Promoting excellence in community nursing across Scotland
Complexity and Adversity in Primary Care Community Nursing
Dr Sarah Doyle (Deputy Nurse Director, QNIS) Dr Carey Lunan (Deep End GP & Chair, Craigmillar Medical Group)
Scotland’s Deep End GPs have argued for a long time now that providing health care in deprived areas requires a special blend of tenacity, skill and compassion because the clinical work is ‘characterised by high volumes of alcohol and drugs misuse, multi-morbidity, psychological distress, poly-pharmacy, child protection issues and social problems’ (Blane 2018, p. 256). Workloads are often greater, and more complex. Consultation rates are higher, consultation times are shorter, and there are higher levels of early multi-morbidity in the populations cared for, with lower levels of health literacy and enablement. Social complexity infuses many clinical encounters and practitioners report higher levels of burnout. There are often challenges with recruiting and retaining clinicians in socio-economically deprived areas and these factors combine to propagate the ‘inverse care law’ where access to healthcare is often poorest for those who need it the most. And yet, the time needed for each visit and consultation tends to be longer due to the combination of complex health and social factors affecting people’s lives.

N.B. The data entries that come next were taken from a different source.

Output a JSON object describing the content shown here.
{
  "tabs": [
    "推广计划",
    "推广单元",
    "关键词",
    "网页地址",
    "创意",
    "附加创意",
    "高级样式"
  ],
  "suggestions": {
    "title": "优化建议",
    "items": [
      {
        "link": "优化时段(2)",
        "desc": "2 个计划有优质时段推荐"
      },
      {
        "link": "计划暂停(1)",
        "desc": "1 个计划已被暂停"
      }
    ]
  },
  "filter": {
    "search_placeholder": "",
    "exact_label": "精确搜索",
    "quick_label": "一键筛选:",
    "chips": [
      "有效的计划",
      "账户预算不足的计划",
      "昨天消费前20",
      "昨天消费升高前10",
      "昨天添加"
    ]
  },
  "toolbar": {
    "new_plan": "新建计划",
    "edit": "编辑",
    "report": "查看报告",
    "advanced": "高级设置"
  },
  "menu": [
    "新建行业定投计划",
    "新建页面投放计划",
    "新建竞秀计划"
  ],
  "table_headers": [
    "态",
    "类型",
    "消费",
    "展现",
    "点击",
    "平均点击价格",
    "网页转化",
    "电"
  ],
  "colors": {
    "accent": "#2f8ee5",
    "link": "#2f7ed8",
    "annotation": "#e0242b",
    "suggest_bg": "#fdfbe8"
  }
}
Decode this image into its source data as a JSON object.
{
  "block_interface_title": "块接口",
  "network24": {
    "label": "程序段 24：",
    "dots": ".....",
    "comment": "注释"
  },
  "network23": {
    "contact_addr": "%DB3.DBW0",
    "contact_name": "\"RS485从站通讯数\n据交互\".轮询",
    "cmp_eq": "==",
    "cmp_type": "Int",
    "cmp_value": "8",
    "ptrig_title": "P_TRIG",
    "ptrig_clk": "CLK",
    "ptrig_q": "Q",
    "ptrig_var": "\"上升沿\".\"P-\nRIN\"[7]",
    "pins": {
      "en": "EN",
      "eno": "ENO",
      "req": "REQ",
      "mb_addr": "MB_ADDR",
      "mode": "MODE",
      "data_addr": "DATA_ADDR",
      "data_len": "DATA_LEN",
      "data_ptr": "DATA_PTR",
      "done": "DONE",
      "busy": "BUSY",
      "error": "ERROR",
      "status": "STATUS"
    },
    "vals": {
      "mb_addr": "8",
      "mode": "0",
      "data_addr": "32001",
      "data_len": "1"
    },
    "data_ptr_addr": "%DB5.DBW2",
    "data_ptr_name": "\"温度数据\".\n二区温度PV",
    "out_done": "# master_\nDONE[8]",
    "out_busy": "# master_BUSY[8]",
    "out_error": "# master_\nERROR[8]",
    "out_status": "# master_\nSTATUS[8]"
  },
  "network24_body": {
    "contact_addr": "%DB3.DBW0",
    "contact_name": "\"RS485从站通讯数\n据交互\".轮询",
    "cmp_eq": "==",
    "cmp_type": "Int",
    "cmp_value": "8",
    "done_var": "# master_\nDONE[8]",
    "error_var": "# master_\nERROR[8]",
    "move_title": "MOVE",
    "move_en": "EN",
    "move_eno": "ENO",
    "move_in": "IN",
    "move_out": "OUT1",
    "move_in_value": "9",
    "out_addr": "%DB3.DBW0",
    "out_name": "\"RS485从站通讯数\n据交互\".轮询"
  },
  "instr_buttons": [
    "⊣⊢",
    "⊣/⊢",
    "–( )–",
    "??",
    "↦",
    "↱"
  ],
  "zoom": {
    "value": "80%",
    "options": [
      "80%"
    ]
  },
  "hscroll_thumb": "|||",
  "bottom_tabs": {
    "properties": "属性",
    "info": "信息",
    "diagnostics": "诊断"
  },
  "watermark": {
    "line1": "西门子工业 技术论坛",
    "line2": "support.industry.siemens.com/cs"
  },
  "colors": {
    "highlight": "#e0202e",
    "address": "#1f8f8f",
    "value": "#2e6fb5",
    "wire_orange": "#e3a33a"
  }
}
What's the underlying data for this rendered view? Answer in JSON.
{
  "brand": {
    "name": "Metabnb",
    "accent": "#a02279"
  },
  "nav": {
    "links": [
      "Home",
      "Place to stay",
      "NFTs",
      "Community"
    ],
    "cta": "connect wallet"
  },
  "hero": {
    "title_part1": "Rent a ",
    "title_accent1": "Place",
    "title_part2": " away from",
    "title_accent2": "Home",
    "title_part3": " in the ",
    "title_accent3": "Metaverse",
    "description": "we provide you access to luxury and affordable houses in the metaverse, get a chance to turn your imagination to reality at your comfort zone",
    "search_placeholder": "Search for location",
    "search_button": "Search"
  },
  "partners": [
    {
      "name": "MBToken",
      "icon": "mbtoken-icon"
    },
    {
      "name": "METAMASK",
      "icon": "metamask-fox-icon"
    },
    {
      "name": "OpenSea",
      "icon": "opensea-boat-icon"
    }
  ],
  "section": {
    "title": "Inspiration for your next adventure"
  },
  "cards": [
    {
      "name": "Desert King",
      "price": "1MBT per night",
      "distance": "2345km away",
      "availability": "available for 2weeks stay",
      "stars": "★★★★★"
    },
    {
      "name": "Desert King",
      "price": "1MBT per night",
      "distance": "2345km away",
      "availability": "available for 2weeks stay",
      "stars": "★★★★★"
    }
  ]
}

As well as realistic responses to the need for sufficient workforce numbers, it is crucial that staff have the time and space to recognise and manage the emotional impact of their work. It can be difficult for clinicians to understand and navigate the complex interpersonal relationships that can arise when delivering healthcare in more socio-economically deprived settings. People being offered care are more likely to have experienced significant adverse childhood experiences and other trauma, and this can impact their ability to trust caregivers. This can be experienced as rejection, sabotage, hostility or ‘non-engagement’ by clinicians and can erode our ability to retain compassionate practice or work in these more challenging areas if not fully understood. Yet being open to authentic emotional connections is essential if we are to work in relationship-oriented ways that genuinely benefit people and communities. It is also the reason that many of us entered the healthcare profession in the first place.

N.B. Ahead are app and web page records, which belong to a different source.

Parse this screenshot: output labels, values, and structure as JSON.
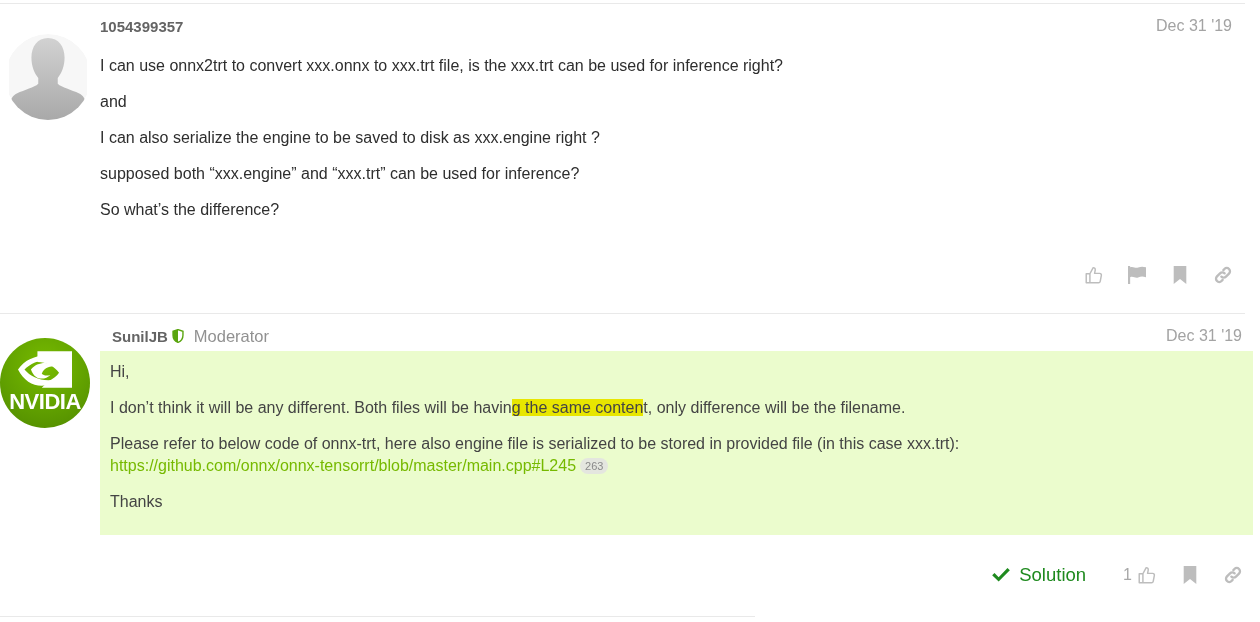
{
  "posts": [
    {
      "author": "1054399357",
      "avatar": {
        "kind": "silhouette"
      },
      "moderator": false,
      "date": "Dec 31 '19",
      "paragraphs": [
        {
          "kind": "text",
          "text": "I can use onnx2trt to convert xxx.onnx to xxx.trt file, is the xxx.trt can be used for inference right?"
        },
        {
          "kind": "text",
          "text": "and"
        },
        {
          "kind": "text",
          "text": "I can also serialize the engine to be saved to disk as xxx.engine right ?"
        },
        {
          "kind": "text",
          "text": "supposed both “xxx.engine” and “xxx.trt” can be used for inference?"
        },
        {
          "kind": "text",
          "text": "So what’s the difference?"
        }
      ],
      "actions": [
        {
          "kind": "like"
        },
        {
          "kind": "flag"
        },
        {
          "kind": "bookmark"
        },
        {
          "kind": "link"
        }
      ]
    },
    {
      "author": "SunilJB",
      "avatar": {
        "kind": "logo",
        "text": "NVIDIA"
      },
      "moderator": true,
      "role": "Moderator",
      "date": "Dec 31 '19",
      "paragraphs": [
        {
          "kind": "text",
          "text": "Hi,"
        },
        {
          "kind": "marked",
          "segments": [
            {
              "text": "I don’t think it will be any different. Both files will be havin",
              "highlighted": false
            },
            {
              "text": "g the same conten",
              "highlighted": true
            },
            {
              "text": "t, only difference will be the filename.",
              "highlighted": false
            }
          ]
        },
        {
          "kind": "link",
          "text": "Please refer to below code of onnx-trt, here also engine file is serialized to be stored in provided file (in this case xxx.trt):",
          "link": "https://github.com/onnx/onnx-tensorrt/blob/master/main.cpp#L245",
          "clicks": "263"
        },
        {
          "kind": "text",
          "text": "Thanks"
        }
      ],
      "actions": [
        {
          "kind": "solution",
          "label": "Solution"
        },
        {
          "kind": "like",
          "count": "1"
        },
        {
          "kind": "bookmark"
        },
        {
          "kind": "link"
        }
      ]
    }
  ]
}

Thanks to funding from the Burdett Trust for Nursing, QNIS is offering an exciting programme of online workshops for community nurses and midwives working in primary care in deprived areas. Building on the work of Scotland’s Deep End GPs, the workshops will focus on the importance of the relationship between the person receiving care and the person providing it. By drawing on contemporary psychodynamic ideas, the workshops will deepen participants’ abilities to understand how this relationship works, make sense of all the things that influence it, figure out how to respond in ways that strengthen it and help support us in the work we do.
Many of those supporting and contributing to this programme of workshops have found that psychodynamic ideas help us sustain more thoughtful and reflective ways of providing care. And just as important, learning more about our relationships with others also helps us pay attention to our own psychological needs. Professionals providing care are people too. Having skilled support and well-facilitated space to think can make the difference between drowning and flourishing in our work. If you think you’d like to attend, find out more here.Reference
Blane, D. (2018) Medical Education in (and for) areas of socioeconomic deprivation in the UK.
Education for Primary Care, 29:5, 255-258.